(Goal of the exercise):
From the entries below, copy each line in which the word "JSON" occurs.

(Material supplied):
+++

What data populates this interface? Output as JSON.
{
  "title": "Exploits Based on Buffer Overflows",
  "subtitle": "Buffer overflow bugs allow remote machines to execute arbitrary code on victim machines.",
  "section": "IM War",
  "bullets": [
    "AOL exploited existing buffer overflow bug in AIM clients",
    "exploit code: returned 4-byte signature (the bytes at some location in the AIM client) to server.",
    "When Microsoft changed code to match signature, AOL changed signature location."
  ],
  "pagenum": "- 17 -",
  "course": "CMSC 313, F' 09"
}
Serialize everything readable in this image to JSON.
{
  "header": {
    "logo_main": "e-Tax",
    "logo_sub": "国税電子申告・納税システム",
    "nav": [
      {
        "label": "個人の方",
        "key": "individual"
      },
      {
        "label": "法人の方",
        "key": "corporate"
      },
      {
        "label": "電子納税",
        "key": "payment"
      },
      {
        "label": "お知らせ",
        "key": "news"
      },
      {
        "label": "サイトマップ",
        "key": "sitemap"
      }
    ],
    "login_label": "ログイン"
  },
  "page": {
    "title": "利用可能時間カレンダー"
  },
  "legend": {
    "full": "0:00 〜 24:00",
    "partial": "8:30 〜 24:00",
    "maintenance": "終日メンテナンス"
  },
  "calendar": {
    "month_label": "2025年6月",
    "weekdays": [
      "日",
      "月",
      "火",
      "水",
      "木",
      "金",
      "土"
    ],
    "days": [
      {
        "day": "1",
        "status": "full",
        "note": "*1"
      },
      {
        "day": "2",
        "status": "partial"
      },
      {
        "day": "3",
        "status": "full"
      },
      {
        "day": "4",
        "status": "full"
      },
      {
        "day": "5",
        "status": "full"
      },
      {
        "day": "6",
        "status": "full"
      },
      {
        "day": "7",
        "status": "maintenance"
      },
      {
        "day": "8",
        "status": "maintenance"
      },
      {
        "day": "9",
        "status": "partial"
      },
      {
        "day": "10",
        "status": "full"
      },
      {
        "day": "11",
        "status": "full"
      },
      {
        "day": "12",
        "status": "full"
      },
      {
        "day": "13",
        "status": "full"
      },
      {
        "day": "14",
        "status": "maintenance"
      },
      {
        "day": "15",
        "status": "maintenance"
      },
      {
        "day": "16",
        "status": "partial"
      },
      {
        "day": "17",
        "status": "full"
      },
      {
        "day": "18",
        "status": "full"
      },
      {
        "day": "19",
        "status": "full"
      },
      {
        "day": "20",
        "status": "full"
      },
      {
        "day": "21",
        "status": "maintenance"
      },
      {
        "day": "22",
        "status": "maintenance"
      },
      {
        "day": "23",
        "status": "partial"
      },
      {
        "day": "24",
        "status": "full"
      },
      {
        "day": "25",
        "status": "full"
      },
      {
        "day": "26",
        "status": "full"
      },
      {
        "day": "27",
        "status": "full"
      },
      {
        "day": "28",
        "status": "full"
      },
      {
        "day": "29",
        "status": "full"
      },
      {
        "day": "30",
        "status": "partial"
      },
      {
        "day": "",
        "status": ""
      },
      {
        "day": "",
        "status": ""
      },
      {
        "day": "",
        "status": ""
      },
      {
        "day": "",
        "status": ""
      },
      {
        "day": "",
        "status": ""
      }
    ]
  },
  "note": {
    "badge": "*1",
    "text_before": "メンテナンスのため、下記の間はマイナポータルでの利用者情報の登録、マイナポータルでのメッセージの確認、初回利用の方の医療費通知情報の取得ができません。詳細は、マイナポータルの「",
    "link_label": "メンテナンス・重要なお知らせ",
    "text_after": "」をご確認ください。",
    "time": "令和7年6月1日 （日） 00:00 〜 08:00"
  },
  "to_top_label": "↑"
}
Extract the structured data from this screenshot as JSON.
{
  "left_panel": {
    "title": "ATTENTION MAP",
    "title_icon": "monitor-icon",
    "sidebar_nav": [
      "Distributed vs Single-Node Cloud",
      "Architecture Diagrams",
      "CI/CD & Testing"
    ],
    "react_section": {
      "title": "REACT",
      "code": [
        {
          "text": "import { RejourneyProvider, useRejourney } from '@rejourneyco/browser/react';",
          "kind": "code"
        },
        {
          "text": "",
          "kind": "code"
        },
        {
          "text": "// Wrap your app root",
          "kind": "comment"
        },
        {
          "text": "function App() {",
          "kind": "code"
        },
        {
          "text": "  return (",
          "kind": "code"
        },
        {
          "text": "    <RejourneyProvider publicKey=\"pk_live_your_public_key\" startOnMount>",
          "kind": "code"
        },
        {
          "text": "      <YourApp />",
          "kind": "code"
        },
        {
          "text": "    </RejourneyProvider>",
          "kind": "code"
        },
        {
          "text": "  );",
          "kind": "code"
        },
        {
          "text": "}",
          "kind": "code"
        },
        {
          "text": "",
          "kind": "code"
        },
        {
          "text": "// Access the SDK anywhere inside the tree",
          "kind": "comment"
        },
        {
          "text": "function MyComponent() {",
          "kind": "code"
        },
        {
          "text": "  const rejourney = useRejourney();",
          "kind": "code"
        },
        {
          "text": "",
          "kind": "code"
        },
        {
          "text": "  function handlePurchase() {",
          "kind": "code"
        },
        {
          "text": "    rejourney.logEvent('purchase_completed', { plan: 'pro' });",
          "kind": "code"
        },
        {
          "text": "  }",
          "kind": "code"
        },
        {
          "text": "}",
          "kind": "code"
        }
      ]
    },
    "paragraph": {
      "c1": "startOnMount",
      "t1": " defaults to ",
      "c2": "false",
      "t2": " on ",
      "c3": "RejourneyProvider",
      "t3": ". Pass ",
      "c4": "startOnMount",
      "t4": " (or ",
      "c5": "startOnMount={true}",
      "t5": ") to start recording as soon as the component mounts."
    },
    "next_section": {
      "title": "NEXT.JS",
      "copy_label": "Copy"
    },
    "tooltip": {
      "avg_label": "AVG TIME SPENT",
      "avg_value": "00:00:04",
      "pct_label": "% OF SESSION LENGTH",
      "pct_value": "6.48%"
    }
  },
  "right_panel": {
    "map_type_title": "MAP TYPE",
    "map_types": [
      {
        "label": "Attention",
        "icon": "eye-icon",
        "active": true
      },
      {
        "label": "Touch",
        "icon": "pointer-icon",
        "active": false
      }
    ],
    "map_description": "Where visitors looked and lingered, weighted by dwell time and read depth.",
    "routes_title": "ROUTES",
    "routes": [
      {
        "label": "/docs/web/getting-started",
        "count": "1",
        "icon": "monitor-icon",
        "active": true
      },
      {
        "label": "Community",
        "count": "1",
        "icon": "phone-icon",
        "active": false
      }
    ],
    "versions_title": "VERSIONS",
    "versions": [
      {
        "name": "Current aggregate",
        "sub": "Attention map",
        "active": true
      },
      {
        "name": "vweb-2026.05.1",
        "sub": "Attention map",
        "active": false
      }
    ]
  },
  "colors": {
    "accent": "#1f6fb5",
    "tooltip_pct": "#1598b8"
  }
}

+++

(Output below):
What data populates this interface? Output as JSON.
Serialize everything readable in this image to JSON.
Extract the structured data from this screenshot as JSON.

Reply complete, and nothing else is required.